An Elementary Treatise on Algebra, Mr Cottle is about to publish Observa. Theoretical and Practical ; with improvetions on the Oveston Caves, with their ments in some of the more difficult Parts Animal Contents ; dedicated to Sir Hum of the Science, particularly in the general phrey Davy. The work will contain en. Demonstration of the Binomial Theorem, gravings of the fossil remains of fourteen the Solution of Equations of the higher animals obtained there, and selected from Orders, the Summation of Infinite Series, between two and three thousand specimens. &c. Dedicated, with Permission, to Dr

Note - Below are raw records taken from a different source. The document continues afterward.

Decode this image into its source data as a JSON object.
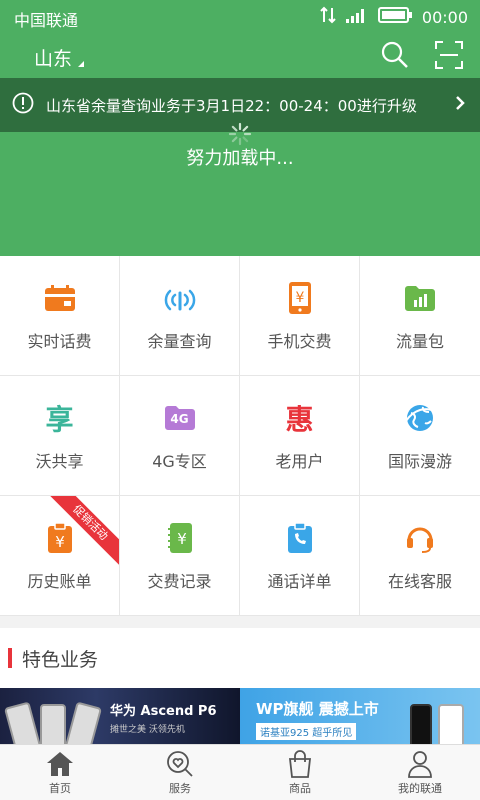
{
  "status_bar": {
    "carrier": "中国联通",
    "time": "00:00"
  },
  "header": {
    "city": "山东",
    "notice": "山东省余量查询业务于3月1日22：00-24：00进行升级",
    "loading_text": "努力加载中..."
  },
  "services": [
    {
      "label": "实时话费",
      "icon": "calendar-icon",
      "color": "#f07a1e"
    },
    {
      "label": "余量查询",
      "icon": "signal-gauge-icon",
      "color": "#3aa6e8"
    },
    {
      "label": "手机交费",
      "icon": "phone-yen-icon",
      "color": "#f07a1e"
    },
    {
      "label": "流量包",
      "icon": "data-folder-icon",
      "color": "#6ab84a"
    },
    {
      "label": "沃共享",
      "icon": "share-char-icon",
      "color": "#3bb59a",
      "glyph": "享"
    },
    {
      "label": "4G专区",
      "icon": "4g-folder-icon",
      "color": "#b57ad6",
      "glyph": "4G"
    },
    {
      "label": "老用户",
      "icon": "discount-char-icon",
      "color": "#e8343b",
      "glyph": "惠"
    },
    {
      "label": "国际漫游",
      "icon": "globe-plane-icon",
      "color": "#3aa6e8"
    },
    {
      "label": "历史账单",
      "icon": "clipboard-yen-icon",
      "color": "#f07a1e",
      "ribbon": "促销活动"
    },
    {
      "label": "交费记录",
      "icon": "notebook-yen-icon",
      "color": "#6ab84a"
    },
    {
      "label": "通话详单",
      "icon": "call-list-icon",
      "color": "#3aa6e8"
    },
    {
      "label": "在线客服",
      "icon": "headset-icon",
      "color": "#f07a1e"
    }
  ],
  "featured": {
    "title": "特色业务",
    "banner1": {
      "title": "华为 Ascend P6",
      "subtitle": "摊世之美 沃领先机"
    },
    "banner2": {
      "title": "WP旗舰 震撼上市",
      "subtitle": "诺基亚925 超乎所见"
    }
  },
  "tabs": [
    {
      "label": "首页",
      "icon": "home-icon"
    },
    {
      "label": "服务",
      "icon": "service-heart-icon"
    },
    {
      "label": "商品",
      "icon": "shopping-bag-icon"
    },
    {
      "label": "我的联通",
      "icon": "user-icon"
    }
  ],
  "colors": {
    "brand_green": "#4daf62",
    "notice_bg": "#2f6e3e",
    "accent_red": "#e8343b"
  }
}
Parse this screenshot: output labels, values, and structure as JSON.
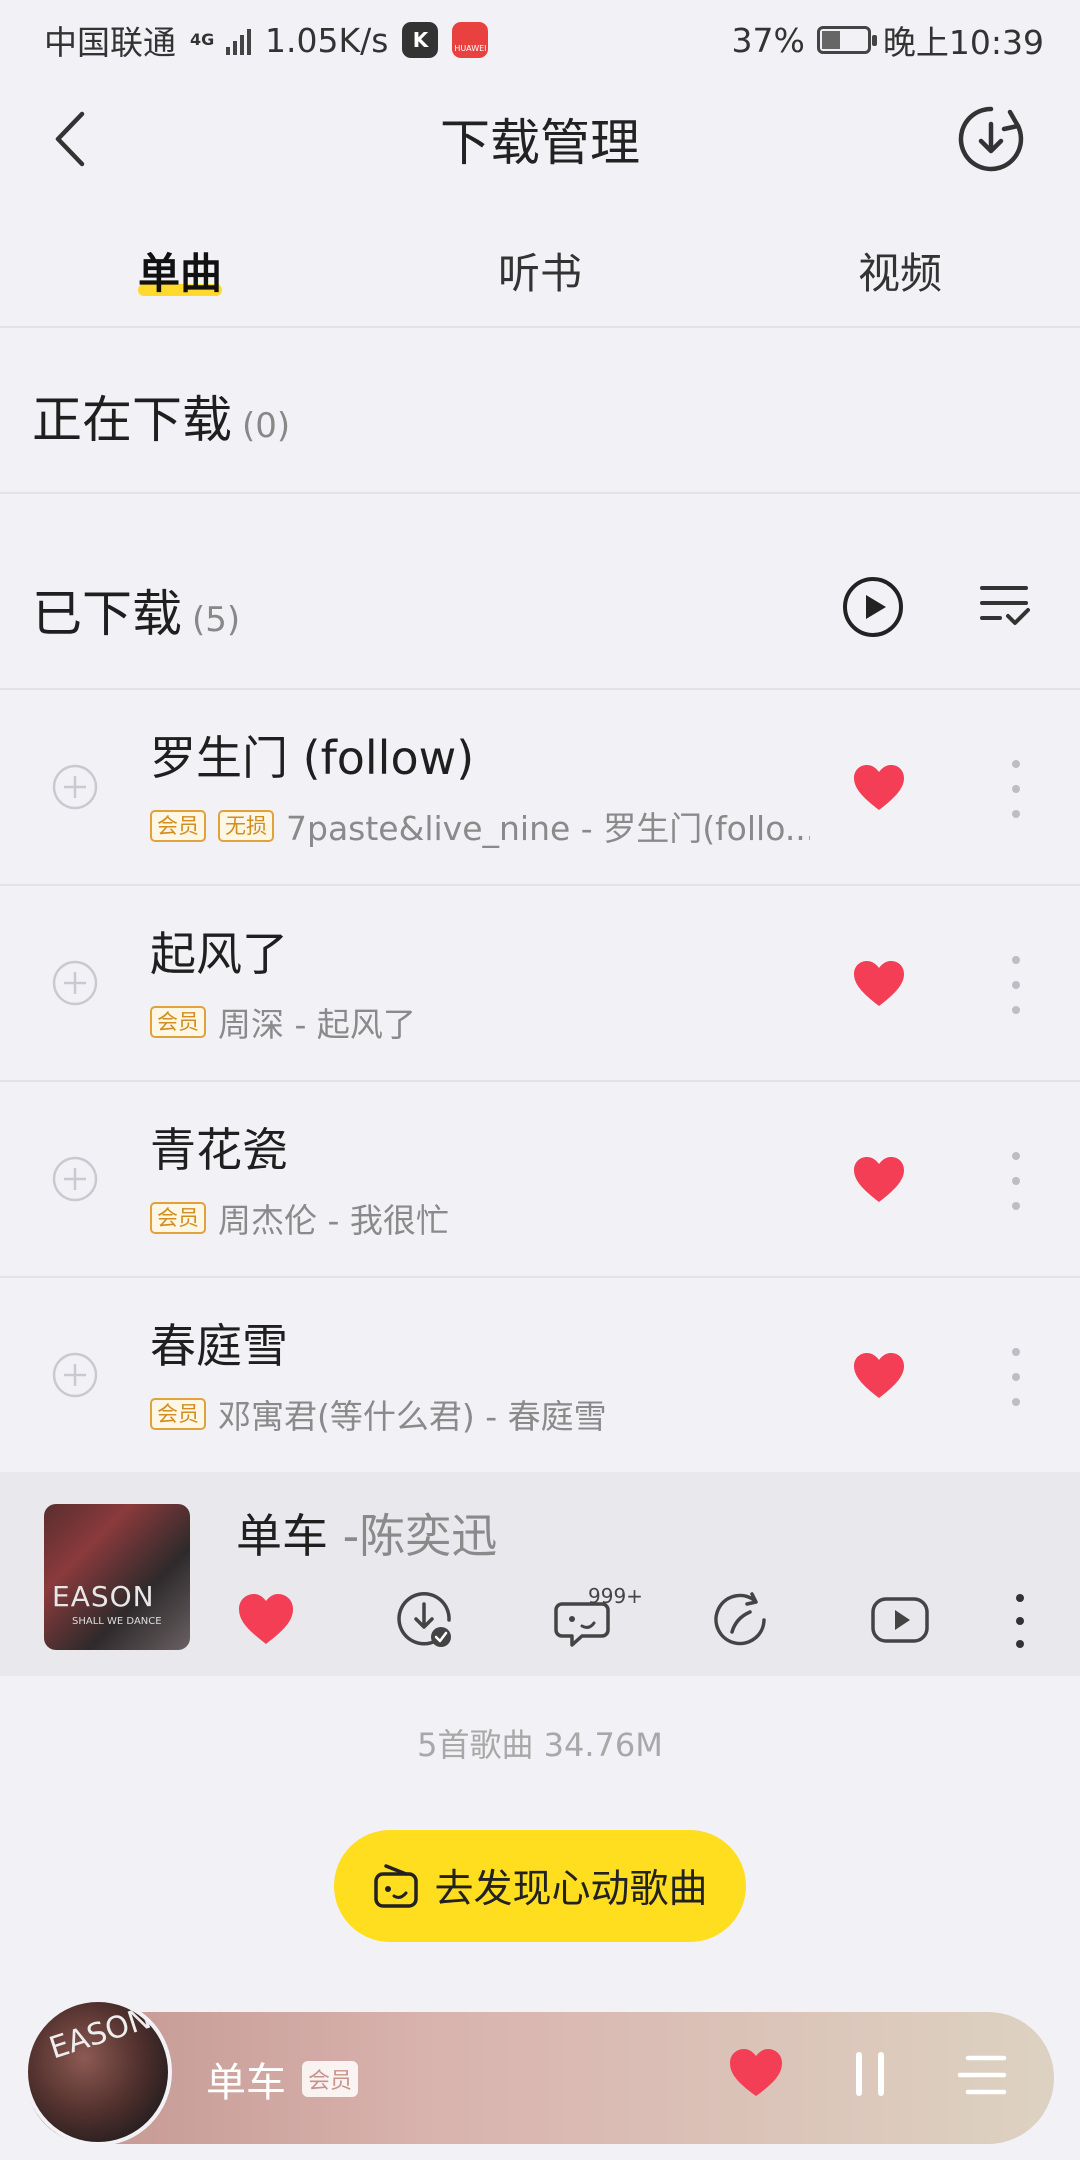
{
  "status_bar": {
    "carrier": "中国联通",
    "network": "4G",
    "speed": "1.05K/s",
    "app_icon_1": "K",
    "app_icon_2": "HUAWEI",
    "battery": "37%",
    "battery_level": 0.37,
    "time": "晚上10:39"
  },
  "header": {
    "title": "下载管理",
    "back_icon": "back-chevron-icon",
    "action_icon": "download-circle-icon"
  },
  "tabs": [
    {
      "label": "单曲",
      "active": true
    },
    {
      "label": "听书",
      "active": false
    },
    {
      "label": "视频",
      "active": false
    }
  ],
  "downloading": {
    "label": "正在下载",
    "count": "(0)"
  },
  "downloaded": {
    "label": "已下载",
    "count": "(5)",
    "play_all_icon": "play-circle-icon",
    "select_icon": "checklist-icon"
  },
  "songs": [
    {
      "title": "罗生门 (follow)",
      "badges": [
        "会员",
        "无损"
      ],
      "subtitle": "7paste&live_nine - 罗生门(follo...",
      "liked": true
    },
    {
      "title": "起风了",
      "badges": [
        "会员"
      ],
      "subtitle": "周深 - 起风了",
      "liked": true
    },
    {
      "title": "青花瓷",
      "badges": [
        "会员"
      ],
      "subtitle": "周杰伦 - 我很忙",
      "liked": true
    },
    {
      "title": "春庭雪",
      "badges": [
        "会员"
      ],
      "subtitle": "邓寓君(等什么君) - 春庭雪",
      "liked": true
    }
  ],
  "now_playing_card": {
    "title": "单车",
    "artist": "-陈奕迅",
    "cover_text": "EASON",
    "cover_sub": "SHALL WE DANCE",
    "comment_count": "999+"
  },
  "summary": "5首歌曲 34.76M",
  "discover_button": {
    "label": "去发现心动歌曲"
  },
  "player_bar": {
    "avatar_text": "EASON",
    "title": "单车",
    "badge": "会员"
  },
  "colors": {
    "accent": "#ffdd1f",
    "heart": "#f43e55",
    "background": "#f2f2f6"
  }
}
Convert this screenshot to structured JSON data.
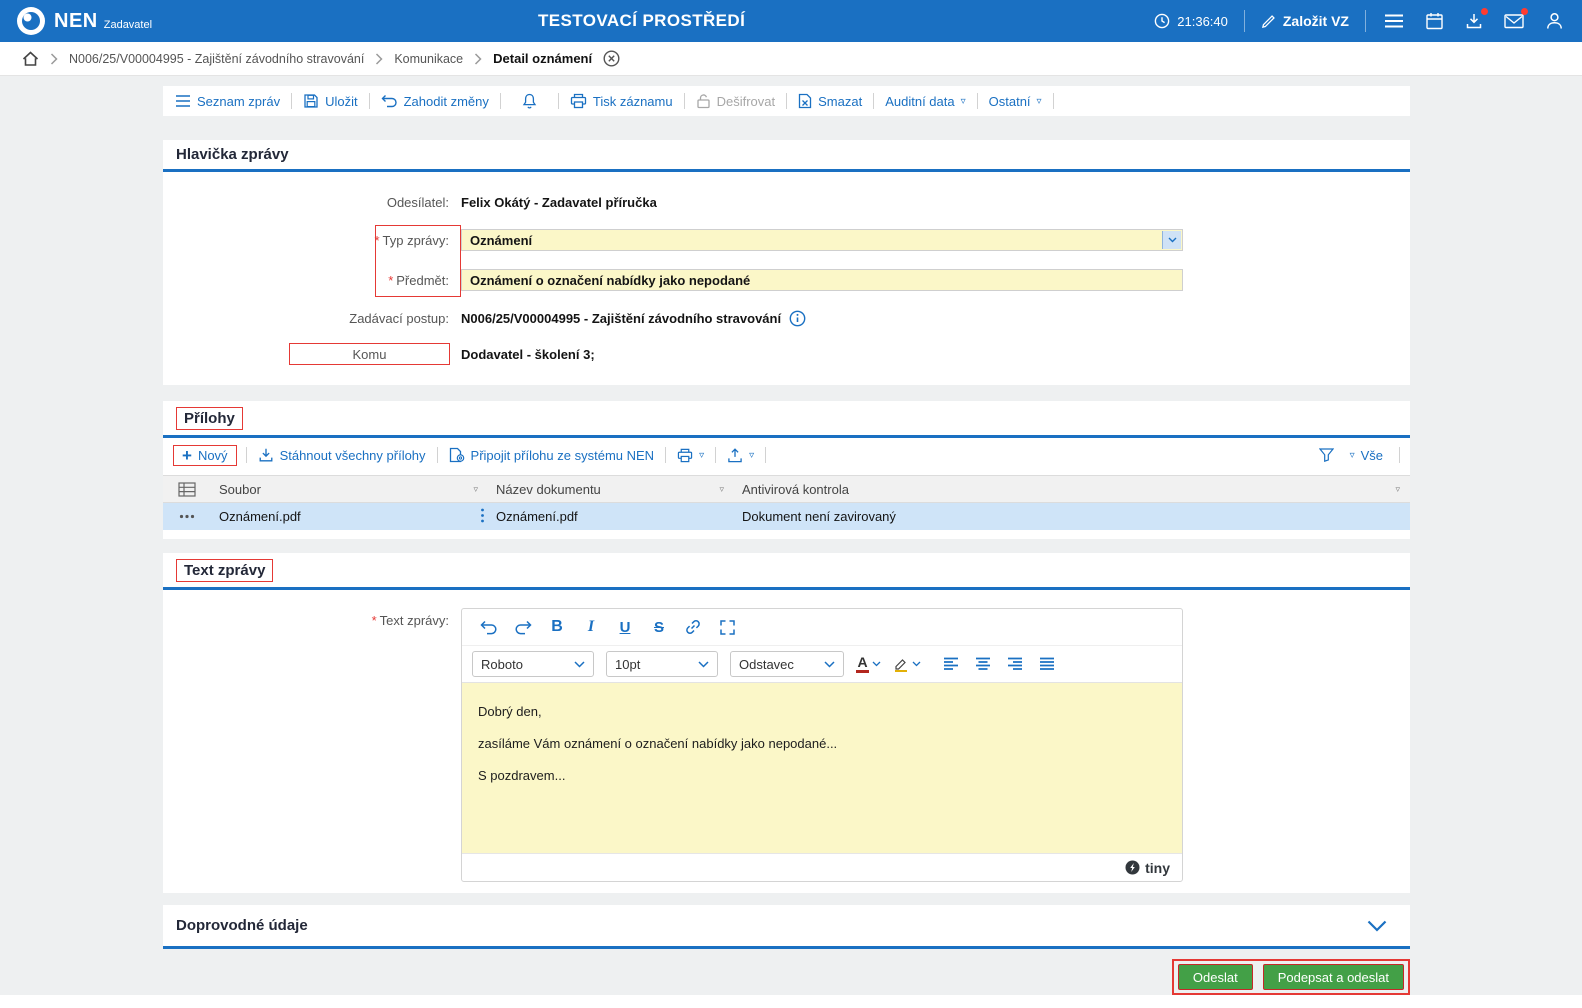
{
  "icons": {
    "caret_down": "▿",
    "bold": "B",
    "italic": "I",
    "underline": "U",
    "strikethrough": "S",
    "text_color": "A",
    "plus": "+"
  },
  "topbar": {
    "brand": "NEN",
    "brand_sub": "Zadavatel",
    "env_title": "TESTOVACÍ PROSTŘEDÍ",
    "time": "21:36:40",
    "create_vz": "Založit VZ"
  },
  "breadcrumb": {
    "items": [
      "N006/25/V00004995 - Zajištění závodního stravování",
      "Komunikace",
      "Detail oznámení"
    ]
  },
  "toolbar": {
    "message_list": "Seznam zpráv",
    "save": "Uložit",
    "discard": "Zahodit změny",
    "print": "Tisk záznamu",
    "decrypt": "Dešifrovat",
    "delete": "Smazat",
    "audit_data": "Auditní data",
    "other": "Ostatní"
  },
  "message_header": {
    "title": "Hlavička zprávy",
    "required_marker": "*",
    "sender_label": "Odesílatel:",
    "sender_value": "Felix Okátý - Zadavatel příručka",
    "type_label": "Typ zprávy:",
    "type_value": "Oznámení",
    "subject_label": "Předmět:",
    "subject_value": "Oznámení o označení nabídky jako nepodané",
    "procedure_label": "Zadávací postup:",
    "procedure_value": "N006/25/V00004995 - Zajištění závodního stravování",
    "to_label": "Komu",
    "to_value": "Dodavatel - školení 3;"
  },
  "attachments": {
    "title": "Přílohy",
    "new": "Nový",
    "download_all": "Stáhnout všechny přílohy",
    "attach_from_nen": "Připojit přílohu ze systému NEN",
    "filter_all": "Vše",
    "columns": [
      "Soubor",
      "Název dokumentu",
      "Antivirová kontrola"
    ],
    "rows": [
      {
        "file": "Oznámení.pdf",
        "document_name": "Oznámení.pdf",
        "antivirus": "Dokument není zavirovaný"
      }
    ]
  },
  "message_text": {
    "title": "Text zprávy",
    "required_marker": "*",
    "label": "Text zprávy:",
    "editor": {
      "font_name": "Roboto",
      "font_size": "10pt",
      "block_format": "Odstavec",
      "lines": [
        "Dobrý den,",
        "zasíláme Vám oznámení o označení nabídky jako nepodané...",
        "S pozdravem..."
      ],
      "brand": "tiny"
    }
  },
  "additional": {
    "title": "Doprovodné údaje"
  },
  "actions": {
    "send": "Odeslat",
    "sign_and_send": "Podepsat a odeslat"
  },
  "colors": {
    "header_blue": "#1a70c2",
    "accent_blue": "#1a70c2",
    "annotation_red": "#e53935",
    "input_yellow": "#fbf7c8",
    "selected_row_blue": "#cfe4f8",
    "button_green": "#43a047"
  }
}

Shortly will be published, Poetical and Gregory, Professor of Mathematics in the Miscellaneous Works of Alexander Pope, Royal Military Academy. By J. R. including the Notes of Warburton, War: Young. ton, and various Commentators, with a A Series of Lectures upon the Elements New Life of the Author, and Annotations. of Chemical Science, lately delivered at By William Roscoe, Esq.
the Surry Institution ; Comprising the BaA Critical Analysis of the Rev. E. Ir. sis of the New Theory of Crystallization, ving's Orations and Arguments, &c. is and Diagrams to illustrate the Elementary preparing for publication, interspersed with Combination of Atoms, particular TheoRemarks on the Composition of a Sermon. ries of Electrical Influence, and of Flame ; By Philonous.
with a full Description of the Author's In the press, Remarks on Spain ; de. Blow-Pipe, and its Powers and Effects, scriptive of the Manners and Customs of when charged with certain Gases, &c. &c. its Inhabitants, Constitutional Troops, with Eight Plates. By Goldsworthy GurParty-Feelings, Present State of Trade, ney. 8vo. &c.' By John Bramsen, Author of Tra A Statistical Account of New South vels in Egypt, Syria, and Greece, &c. and Wales and Van Dieman's Land, with an Sappho, &c. In one vol. 8vo.
Historical Sketch of those Colonies, and A New Edition of Watkin's Portable an enumeration of the advantages which Cyclopedia, with numerous additions and they severally offer to various classes of improvements, is in course of publication. Emigrants, &c. the Third Edition, with
Suggestions on Christian Education, &c. enubellishments, &c. By C. W. Wents accompanied by two Biographical Sketches, worth, Esq.